● Task instructions:
Please reproduce the data exactly and omit the pictures.

*** Supplied material Section Begins ***

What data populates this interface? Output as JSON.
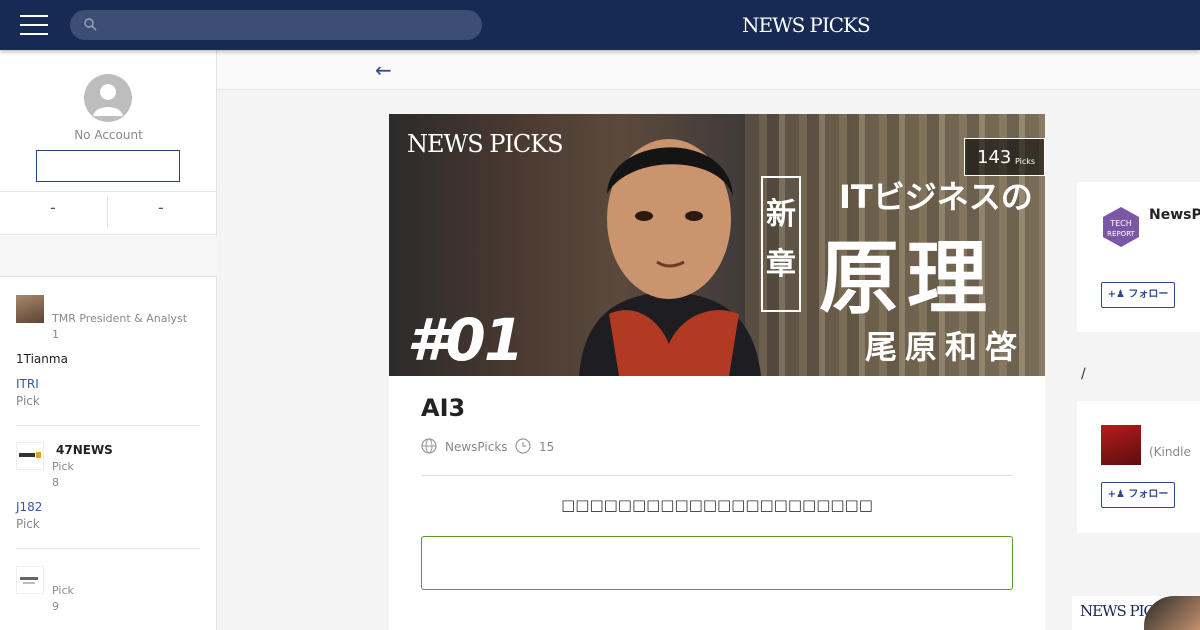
{
  "header": {
    "logo_left": "NEWS",
    "logo_right": "PICKS",
    "search_placeholder": ""
  },
  "sidebar": {
    "account_label": "No Account",
    "stat_left": "-",
    "stat_right": "-",
    "feed": [
      {
        "meta1": "TMR President & Analyst",
        "meta2": "1",
        "body": "1Tianma",
        "link": "ITRI",
        "pick": "Pick"
      },
      {
        "title": "47NEWS",
        "meta1": "Pick",
        "meta2": "8",
        "link": "J182",
        "pick": "Pick"
      },
      {
        "meta1": "Pick",
        "meta2": "9"
      }
    ]
  },
  "article": {
    "hero": {
      "logo": "NEWS PICKS",
      "episode": "#01",
      "tag": "新章",
      "line1": "ITビジネスの",
      "line2": "原理",
      "line3": "尾原和啓"
    },
    "picks_count": "143",
    "picks_label": "Picks",
    "title": "AI3",
    "source": "NewsPicks",
    "time": "15",
    "notice": "□□□□□□□□□□□□□□□□□□□□□□",
    "colors": {
      "header": "#172a54",
      "accent": "#2b4a8a",
      "green_border": "#5a9a2a"
    }
  },
  "right": {
    "card1_name": "NewsP",
    "card1_follow": "フォロー",
    "slash": "/",
    "card2_name": "(Kindle",
    "card2_follow": "フォロー",
    "logo": "NEWS PICKS"
  }
}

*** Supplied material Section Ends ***

● Answer box:
What data populates this interface? Output as JSON.
{
  "header": {
    "logo_left": "NEWS",
    "logo_right": "PICKS",
    "search_placeholder": ""
  },
  "sidebar": {
    "account_label": "No Account",
    "stat_left": "-",
    "stat_right": "-",
    "feed": [
      {
        "meta1": "TMR President & Analyst",
        "meta2": "1",
        "body": "1Tianma",
        "link": "ITRI",
        "pick": "Pick"
      },
      {
        "title": "47NEWS",
        "meta1": "Pick",
        "meta2": "8",
        "link": "J182",
        "pick": "Pick"
      },
      {
        "meta1": "Pick",
        "meta2": "9"
      }
    ]
  },
  "article": {
    "hero": {
      "logo": "NEWS PICKS",
      "episode": "#01",
      "tag": "新章",
      "line1": "ITビジネスの",
      "line2": "原理",
      "line3": "尾原和啓"
    },
    "picks_count": "143",
    "picks_label": "Picks",
    "title": "AI3",
    "source": "NewsPicks",
    "time": "15",
    "notice": "□□□□□□□□□□□□□□□□□□□□□□",
    "colors": {
      "header": "#172a54",
      "accent": "#2b4a8a",
      "green_border": "#5a9a2a"
    }
  },
  "right": {
    "card1_name": "NewsP",
    "card1_follow": "フォロー",
    "slash": "/",
    "card2_name": "(Kindle",
    "card2_follow": "フォロー",
    "logo": "NEWS PICKS"
  }
}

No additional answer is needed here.